ACTION ITEM:
Write out exactly, and only, the lines from the one containing "Read all visible content and emit it as JSON." through the last line of the listing below.

MATERIAL SUPPLIED:
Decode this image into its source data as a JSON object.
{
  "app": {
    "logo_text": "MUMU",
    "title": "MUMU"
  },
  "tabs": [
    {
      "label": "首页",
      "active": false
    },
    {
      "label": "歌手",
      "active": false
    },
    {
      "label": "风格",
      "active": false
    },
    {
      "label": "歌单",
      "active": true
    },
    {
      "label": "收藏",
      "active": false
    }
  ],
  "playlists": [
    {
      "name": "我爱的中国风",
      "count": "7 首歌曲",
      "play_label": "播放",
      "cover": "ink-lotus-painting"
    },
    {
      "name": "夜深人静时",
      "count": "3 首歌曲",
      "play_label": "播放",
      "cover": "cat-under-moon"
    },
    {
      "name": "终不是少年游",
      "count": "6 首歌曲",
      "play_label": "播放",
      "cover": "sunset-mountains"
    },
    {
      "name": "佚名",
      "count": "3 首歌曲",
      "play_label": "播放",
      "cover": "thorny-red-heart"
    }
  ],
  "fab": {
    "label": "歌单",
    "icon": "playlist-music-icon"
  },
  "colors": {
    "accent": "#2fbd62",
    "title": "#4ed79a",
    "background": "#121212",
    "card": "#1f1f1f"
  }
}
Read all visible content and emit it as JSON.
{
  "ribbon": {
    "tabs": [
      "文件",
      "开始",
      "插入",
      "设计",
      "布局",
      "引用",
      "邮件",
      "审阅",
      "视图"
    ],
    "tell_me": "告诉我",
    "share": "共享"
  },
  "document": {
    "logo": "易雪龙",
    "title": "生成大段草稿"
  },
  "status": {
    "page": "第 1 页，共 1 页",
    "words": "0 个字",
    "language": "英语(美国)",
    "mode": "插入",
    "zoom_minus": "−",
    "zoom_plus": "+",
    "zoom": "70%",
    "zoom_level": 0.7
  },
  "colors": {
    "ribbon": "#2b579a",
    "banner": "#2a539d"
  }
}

RESPONSE TO THIS EXERCISE:
Read all visible content and emit it as JSON.
{
  "ribbon": {
    "tabs": [
      "文件",
      "开始",
      "插入",
      "设计",
      "布局",
      "引用",
      "邮件",
      "审阅",
      "视图"
    ],
    "tell_me": "告诉我",
    "share": "共享"
  },
  "document": {
    "logo": "易雪龙",
    "title": "生成大段草稿"
  },
  "status": {
    "page": "第 1 页，共 1 页",
    "words": "0 个字",
    "language": "英语(美国)",
    "mode": "插入",
    "zoom_minus": "−",
    "zoom_plus": "+",
    "zoom": "70%",
    "zoom_level": 0.7
  },
  "colors": {
    "ribbon": "#2b579a",
    "banner": "#2a539d"
  }
}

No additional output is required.